Gaining admission to the top universities around the world and securing a scholarship have always been the dream shared by many students in Vietnam. A good university will open the door to a world-class education, which in turn will provide job opportunities with top organizations after graduation.
However, too often, students only focus on earning good academic results and don’t do enough research on the critical question, “What qualities do top universities look for in applicants?”
The answer is a mix of everything.
The importance of being well-rounded
Academic excellence is an important starting point to help students through the first scanning process, but it’s not all that is needed. The world-leading universities always look for candidates who excel in several areas and who can demonstrate authentic values that go beyond academic success.
According to Mark Davis, president of the Coca-Cola Scholars Foundation, judges often narrow down highly qualified candidates by looking out for significant non-academic values that the students embody such as leadership, creativity, and service to the community. This supports the fact that international university admissions seem to take a more holistic approach when looking through candidate applications.
Having graduated from the International Baccalaureate (IB) Diploma Program at Renaissance and scoring an impressive 45/45 points, Hoang Le Minh, an alumnus of Renaissance International School Saigon, received offers from several prestigious and renowned universities in the U.S. and UK including Princeton University, UC San Diego, Imperial College London, Warwick University, University of Sheffield, University of Southampton, and Johns Hopkins University.
Minh emphasized how “pursuing university abroad is a serious undertaking."
"While academic adjustment is a commonly discussed issue, people tend to neglect emotional and social adjustment. It is important to remain in touch with your emotional well-being in your first few months at university and have a good support network to confide in,” Minh said.
The now Princeton economics graduate also shared how the IB program got him well-prepared for university life and beyond.
“If there’s one thing that distinguishes the IB program from the AP or A-Levels, it is its preparation for handling ambiguity. I see this a lot in the core requirements - especially the Extended Essay, TOK (Theory Of Knowledge) essays and presentations, which are very open-ended and mirror the kind of research expected of you at university,” he elaborated.
Minh expressed how grateful he was to his teachers and mentors at Renaissance, who guided him and encouraged him with opportunities such as the Model United Nations conferences, musical productions, volunteering for charities, and leading internal clubs.

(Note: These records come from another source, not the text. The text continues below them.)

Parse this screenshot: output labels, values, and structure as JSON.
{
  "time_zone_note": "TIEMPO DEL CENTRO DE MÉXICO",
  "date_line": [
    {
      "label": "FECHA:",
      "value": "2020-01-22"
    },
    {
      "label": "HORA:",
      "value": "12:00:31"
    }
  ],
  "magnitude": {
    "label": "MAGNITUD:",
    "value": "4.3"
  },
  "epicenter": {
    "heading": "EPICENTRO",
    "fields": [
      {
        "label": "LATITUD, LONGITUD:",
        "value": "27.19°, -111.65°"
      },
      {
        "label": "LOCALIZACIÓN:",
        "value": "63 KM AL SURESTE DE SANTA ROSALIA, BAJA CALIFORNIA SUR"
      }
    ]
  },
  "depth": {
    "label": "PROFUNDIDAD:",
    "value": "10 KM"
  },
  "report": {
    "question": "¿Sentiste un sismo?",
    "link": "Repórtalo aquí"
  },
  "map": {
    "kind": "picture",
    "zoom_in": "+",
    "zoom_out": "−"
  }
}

At Princeton, in addition to his major, Minh also minored in French Language and Culture. He enjoyed taking theater and language classes at college, just as he did during his time at Renaissance. Minh mentions the importance of spending time reflecting upon what truly motivates and excites you and being open to exploring other opportunities, as your higher education and future career choices are not limited to the subjects you’ve studied in school.
Therefore, for those who aim to gain acceptance to top universities around the globe, choosing the right study environment where students are encouraged to unlock their academic potential, develop their authentic self and cultivate their own passion is very critical in helping them build up a strong portfolio and make their dream come true.
IB qualification: the ideal foundation to reach out to top universities
The International Baccalaureate (IB) Diploma program has been a top choice for high school students around the world. The program offers an international education that encourages both personal and academic achievement, challenging students to excel in both their studies and their personal development while preparing them for university life and beyond.
In fact, universities tend to admit IB students at a higher rate than their non-IB counterparts. A survey of more than 4,000 students conducted by the International Insight Research Group in partnership with the International Baccalaureate Organization (IBO) showed that the acceptance rate of IB students into Ivy League universities is up to 18 percent higher than the total population acceptance rate. The gap is even more significant for top-ranked universities outside of the Ivy League.
Each student has different aspirations and different strengths, and therefore different goals and needs. The significant benefit of the IB program is to empower each and every one of them with a focus on academic and personal excellence. “The IB program aims to do more than other curricula by developing curious, knowledgeable and compassionate young people who are motivated to succeed and are ready for an ethical and unknown future,” said Sarah Alexander, KS5 leader, teacher-business management and IB coordinator at Renaissance.
While being challenged by a demanding academic curriculum, students are also gaining important life skills like critical thinking, problem-solving, collaboration, communication, and creativity.
“At Renaissance, through subjects like CAS (Creativity, Activity, Service), our students are always encouraged to be active in their communities and to take their learning beyond classroom-based academic study,” Alexander added.
In the 2018-19 academic year, with a pass rate of 95 percent and an average IBDP score of 33, students graduating from Renaissance have received offers from leading universities and colleges around the world in the U.S., UK as well as other European countries, Australia and Asia.
Renaissance offers scholarships for their Two-Year IB Diploma program and welcome applications from quality students. Interested candidates should visit the Renaissance website for more information.